Basic camera app operation is effortless, with the essential function buttons where you’d expect to find them. The settings menu reveals options like the self-timer and smile shutter (the camera automatically snaps a shot if it detects a smile), as well as resolution settings. Tapping the sliders icon reveals extra customisation such as colour and contrast adjustment.
The mode dial icon contains a whopping fourteen different shooting modes. Superior Auto is the default scene-detecting capture mode, but there’s also a manual mode where focussing, metering and ISO sensitivity can be adjusted, although ISO adjustment is only available when the image resolution is set at 8MP or lower. You’ll also find several creative modes for adding filters and even merging cartoon graphics like fish or a dinosaur into a composition.

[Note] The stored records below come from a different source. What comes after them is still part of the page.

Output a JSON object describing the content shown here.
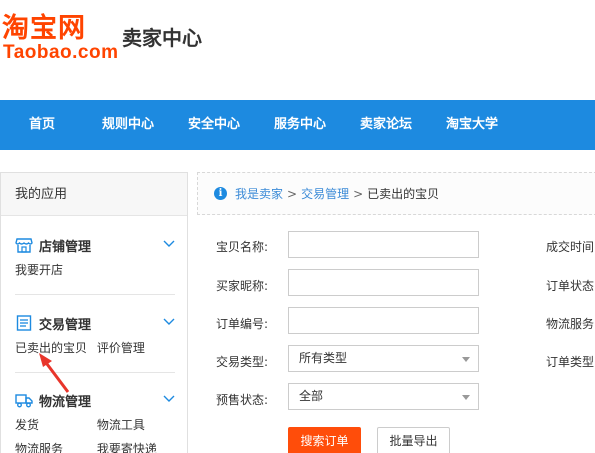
{
  "logo": {
    "cn": "淘宝网",
    "en": "Taobao.com",
    "color": "#ff4400"
  },
  "header": {
    "title": "卖家中心"
  },
  "nav": {
    "color": "#1d8ae0",
    "items": [
      {
        "label": "首页"
      },
      {
        "label": "规则中心"
      },
      {
        "label": "安全中心"
      },
      {
        "label": "服务中心"
      },
      {
        "label": "卖家论坛"
      },
      {
        "label": "淘宝大学"
      }
    ]
  },
  "sidebar": {
    "header": "我的应用",
    "sections": [
      {
        "title": "店铺管理",
        "icon": "store-icon",
        "links": [
          "我要开店"
        ]
      },
      {
        "title": "交易管理",
        "icon": "order-list-icon",
        "links": [
          "已卖出的宝贝",
          "评价管理"
        ]
      },
      {
        "title": "物流管理",
        "icon": "truck-icon",
        "links": [
          "发货",
          "物流工具"
        ],
        "links2": [
          "物流服务",
          "我要寄快递"
        ]
      }
    ]
  },
  "breadcrumb": {
    "items": [
      "我是卖家",
      "交易管理"
    ],
    "current": "已卖出的宝贝",
    "separator": ">"
  },
  "form": {
    "item_name_label": "宝贝名称:",
    "buyer_nick_label": "买家昵称:",
    "order_no_label": "订单编号:",
    "trade_type_label": "交易类型:",
    "trade_type_value": "所有类型",
    "presale_label": "预售状态:",
    "presale_value": "全部",
    "right_labels": [
      "成交时间",
      "订单状态",
      "物流服务",
      "订单类型"
    ]
  },
  "buttons": {
    "search": "搜索订单",
    "export": "批量导出",
    "search_color": "#ff4d0a"
  }
}
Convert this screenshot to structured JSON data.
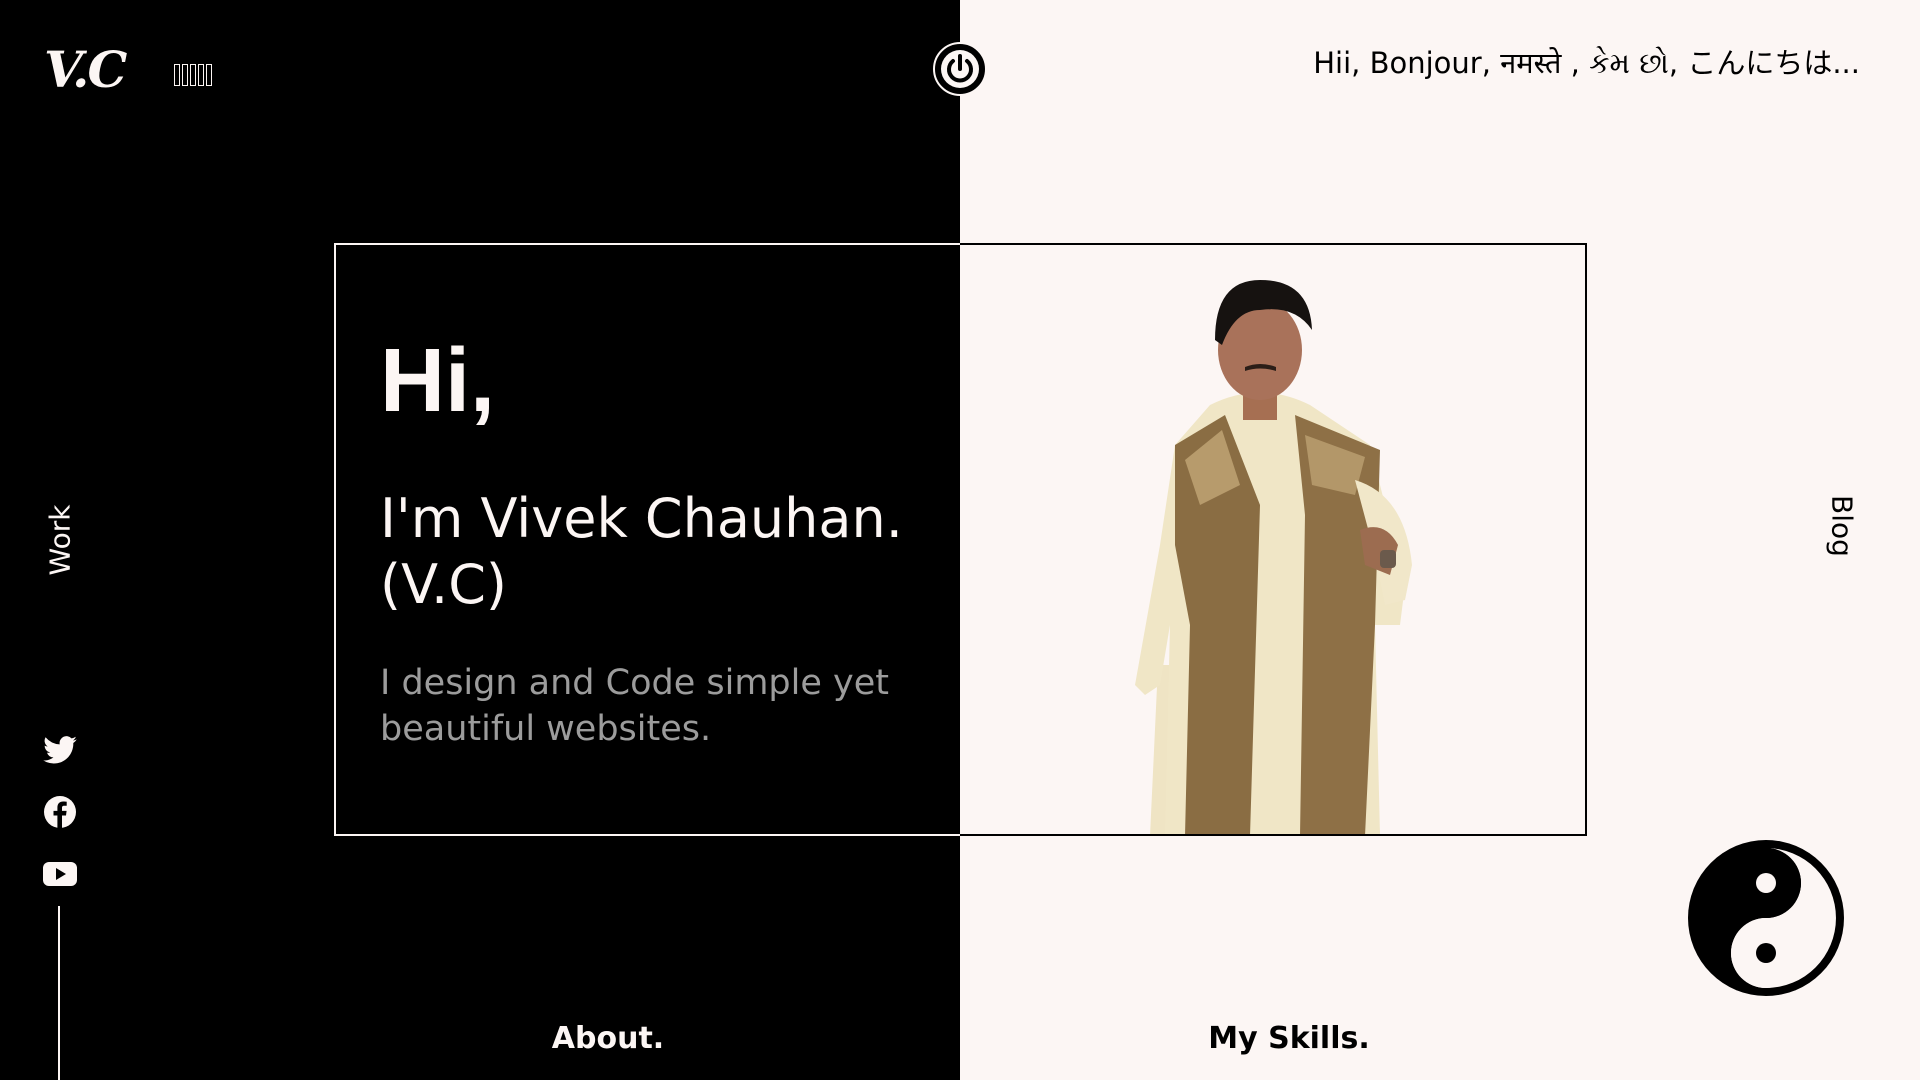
{
  "header": {
    "logo": "V.C",
    "menu_glyphs": [
      "",
      "",
      "",
      "",
      ""
    ],
    "theme_toggle_icon": "power-icon",
    "greeting": "Hii, Bonjour, नमस्ते , કેમ છો, こんにちは..."
  },
  "nav": {
    "work": "Work",
    "blog": "Blog",
    "about": "About.",
    "skills": "My Skills."
  },
  "social": [
    "twitter-icon",
    "facebook-icon",
    "youtube-icon"
  ],
  "intro": {
    "hi": "Hi,",
    "name": "I'm Vivek Chauhan. (V.C)",
    "tagline": "I design and Code simple yet beautiful websites."
  },
  "decor": {
    "yinyang_icon": "yin-yang-icon"
  },
  "colors": {
    "dark": "#000000",
    "light": "#fcf6f4",
    "muted_text": "#9c9c9c"
  }
}
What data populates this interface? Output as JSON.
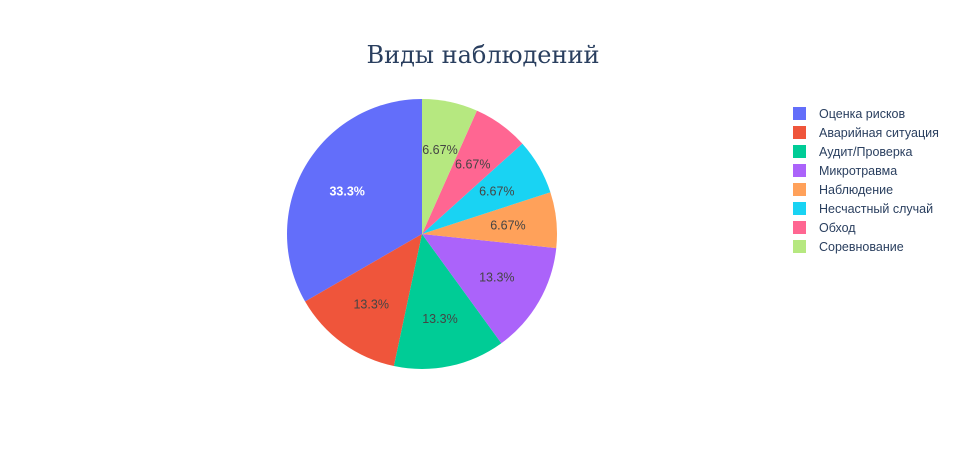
{
  "chart_data": {
    "type": "pie",
    "title": "Виды наблюдений",
    "categories": [
      "Оценка рисков",
      "Аварийная ситуация",
      "Аудит/Проверка",
      "Микротравма",
      "Наблюдение",
      "Несчастный случай",
      "Обход",
      "Соревнование"
    ],
    "values": [
      5,
      2,
      2,
      2,
      1,
      1,
      1,
      1
    ],
    "labels": [
      "33.3%",
      "13.3%",
      "13.3%",
      "13.3%",
      "6.67%",
      "6.67%",
      "6.67%",
      "6.67%"
    ],
    "colors": [
      "#636efa",
      "#EF553B",
      "#00cc96",
      "#ab63fa",
      "#FFA15A",
      "#19d3f3",
      "#FF6692",
      "#B6E880"
    ],
    "label_colors": [
      "#ffffff",
      "#444444",
      "#444444",
      "#444444",
      "#444444",
      "#444444",
      "#444444",
      "#444444"
    ],
    "direction": "counterclockwise",
    "legend_position": "right"
  }
}
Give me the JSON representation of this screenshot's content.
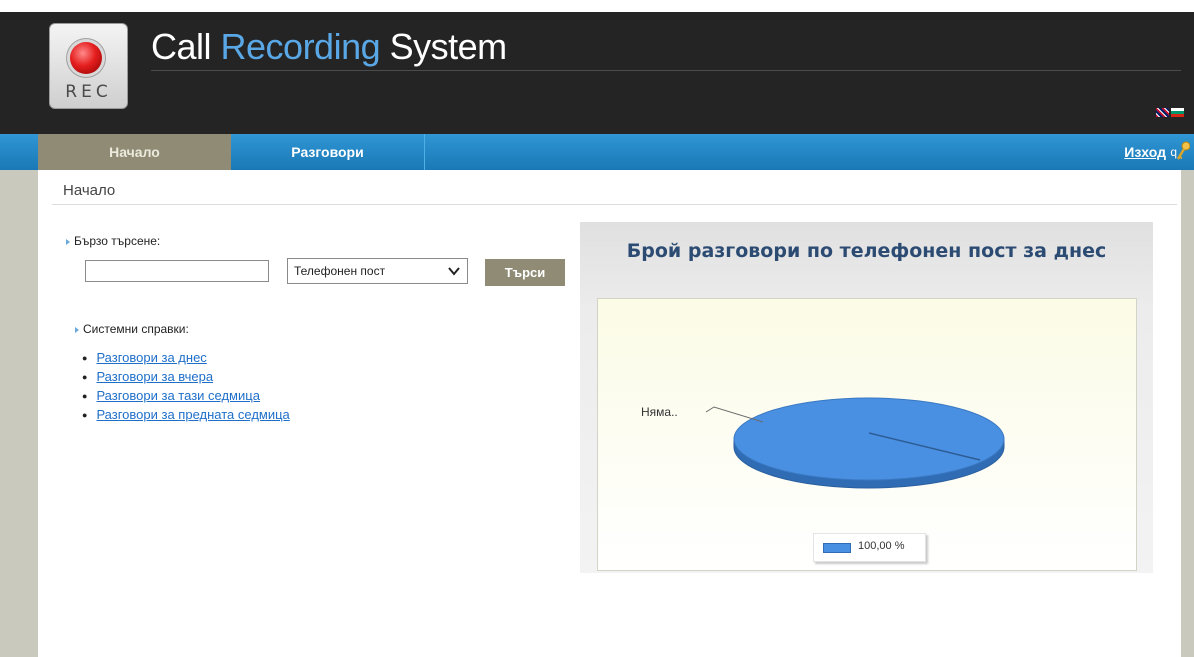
{
  "header": {
    "title_part1": "Call",
    "title_part2": "Recording",
    "title_part3": "System",
    "logo_text": "REC"
  },
  "nav": {
    "tabs": [
      {
        "label": "Начало",
        "active": true
      },
      {
        "label": "Разговори",
        "active": false
      }
    ],
    "logout_label": "Изход",
    "user_initial": "q"
  },
  "breadcrumb": "Начало",
  "quick_search": {
    "label": "Бързо търсене:",
    "input_value": "",
    "select_value": "Телефонен пост",
    "button_label": "Търси"
  },
  "system_reports": {
    "label": "Системни справки:",
    "items": [
      "Разговори за днес",
      "Разговори за вчера",
      "Разговори за тази седмица",
      "Разговори за предната седмица"
    ]
  },
  "colors": {
    "header_bg": "#242424",
    "nav_bg": "#1a78b6",
    "accent": "#5aa7e6",
    "active_tab": "#8f8b74",
    "pie": "#4a90e2"
  },
  "chart_data": {
    "type": "pie",
    "title": "Брой разговори по телефонен пост за днес",
    "categories": [
      "Няма.."
    ],
    "values": [
      100
    ],
    "slice_label": "Няма..",
    "legend_entries": [
      "100,00 %"
    ],
    "legend_placement": "bottom"
  }
}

The overall user experience is slick and responsive, as it should be for a device packing this much processing power and RAM.
The 2900mAh battery in the Z5 is 30mAh down in capacity from the battery in the Z3+, and though rated talk time is almost identical, music playback has reduced by 4 hours to 87 hours. This still compares well to a Samsung Galaxy S6 Edge+, however, which is rated for 66 hours. There’s no CIPA rating to measure how many photos the camera can capture per charge, but avoid power-hungry apps or extended periods of web surfing and the Z5 should comfortably out-snap a conventional point-and-shoot camera.